### TASK DETAILS
Give back all of the data exactly as written.

[Component data from apps and pages]
+---+

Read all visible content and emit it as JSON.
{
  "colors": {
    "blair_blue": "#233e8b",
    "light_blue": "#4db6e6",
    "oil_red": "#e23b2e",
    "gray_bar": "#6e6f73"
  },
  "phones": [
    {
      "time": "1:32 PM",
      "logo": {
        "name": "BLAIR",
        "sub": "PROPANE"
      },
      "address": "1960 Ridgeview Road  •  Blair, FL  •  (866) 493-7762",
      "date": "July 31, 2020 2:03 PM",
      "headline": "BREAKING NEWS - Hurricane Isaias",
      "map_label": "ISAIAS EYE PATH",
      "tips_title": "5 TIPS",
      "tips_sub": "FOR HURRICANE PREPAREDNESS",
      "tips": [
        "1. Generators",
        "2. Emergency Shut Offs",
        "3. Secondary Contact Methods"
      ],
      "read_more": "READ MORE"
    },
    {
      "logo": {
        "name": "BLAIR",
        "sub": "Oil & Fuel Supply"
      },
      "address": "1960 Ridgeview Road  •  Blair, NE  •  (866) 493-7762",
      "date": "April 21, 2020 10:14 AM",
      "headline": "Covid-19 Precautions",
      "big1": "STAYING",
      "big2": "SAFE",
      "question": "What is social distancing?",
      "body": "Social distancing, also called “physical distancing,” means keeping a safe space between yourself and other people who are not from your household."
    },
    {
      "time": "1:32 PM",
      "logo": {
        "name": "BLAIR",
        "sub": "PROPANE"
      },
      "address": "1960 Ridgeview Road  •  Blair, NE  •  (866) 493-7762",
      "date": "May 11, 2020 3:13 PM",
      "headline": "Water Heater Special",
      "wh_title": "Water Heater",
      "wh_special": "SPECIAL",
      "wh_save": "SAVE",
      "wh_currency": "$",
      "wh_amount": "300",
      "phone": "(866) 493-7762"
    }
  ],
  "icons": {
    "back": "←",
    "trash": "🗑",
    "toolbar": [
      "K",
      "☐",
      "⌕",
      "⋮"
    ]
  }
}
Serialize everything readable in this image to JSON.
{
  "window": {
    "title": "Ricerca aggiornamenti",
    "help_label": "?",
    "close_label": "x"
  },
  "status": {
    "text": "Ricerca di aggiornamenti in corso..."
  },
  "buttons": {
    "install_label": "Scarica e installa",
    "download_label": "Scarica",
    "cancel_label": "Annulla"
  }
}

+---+

### FINISHED TASK
Read all visible content and emit it as JSON.
{
  "colors": {
    "blair_blue": "#233e8b",
    "light_blue": "#4db6e6",
    "oil_red": "#e23b2e",
    "gray_bar": "#6e6f73"
  },
  "phones": [
    {
      "time": "1:32 PM",
      "logo": {
        "name": "BLAIR",
        "sub": "PROPANE"
      },
      "address": "1960 Ridgeview Road  •  Blair, FL  •  (866) 493-7762",
      "date": "July 31, 2020 2:03 PM",
      "headline": "BREAKING NEWS - Hurricane Isaias",
      "map_label": "ISAIAS EYE PATH",
      "tips_title": "5 TIPS",
      "tips_sub": "FOR HURRICANE PREPAREDNESS",
      "tips": [
        "1. Generators",
        "2. Emergency Shut Offs",
        "3. Secondary Contact Methods"
      ],
      "read_more": "READ MORE"
    },
    {
      "logo": {
        "name": "BLAIR",
        "sub": "Oil & Fuel Supply"
      },
      "address": "1960 Ridgeview Road  •  Blair, NE  •  (866) 493-7762",
      "date": "April 21, 2020 10:14 AM",
      "headline": "Covid-19 Precautions",
      "big1": "STAYING",
      "big2": "SAFE",
      "question": "What is social distancing?",
      "body": "Social distancing, also called “physical distancing,” means keeping a safe space between yourself and other people who are not from your household."
    },
    {
      "time": "1:32 PM",
      "logo": {
        "name": "BLAIR",
        "sub": "PROPANE"
      },
      "address": "1960 Ridgeview Road  •  Blair, NE  •  (866) 493-7762",
      "date": "May 11, 2020 3:13 PM",
      "headline": "Water Heater Special",
      "wh_title": "Water Heater",
      "wh_special": "SPECIAL",
      "wh_save": "SAVE",
      "wh_currency": "$",
      "wh_amount": "300",
      "phone": "(866) 493-7762"
    }
  ],
  "icons": {
    "back": "←",
    "trash": "🗑",
    "toolbar": [
      "K",
      "☐",
      "⌕",
      "⋮"
    ]
  }
}
Serialize everything readable in this image to JSON.
{
  "window": {
    "title": "Ricerca aggiornamenti",
    "help_label": "?",
    "close_label": "x"
  },
  "status": {
    "text": "Ricerca di aggiornamenti in corso..."
  },
  "buttons": {
    "install_label": "Scarica e installa",
    "download_label": "Scarica",
    "cancel_label": "Annulla"
  }
}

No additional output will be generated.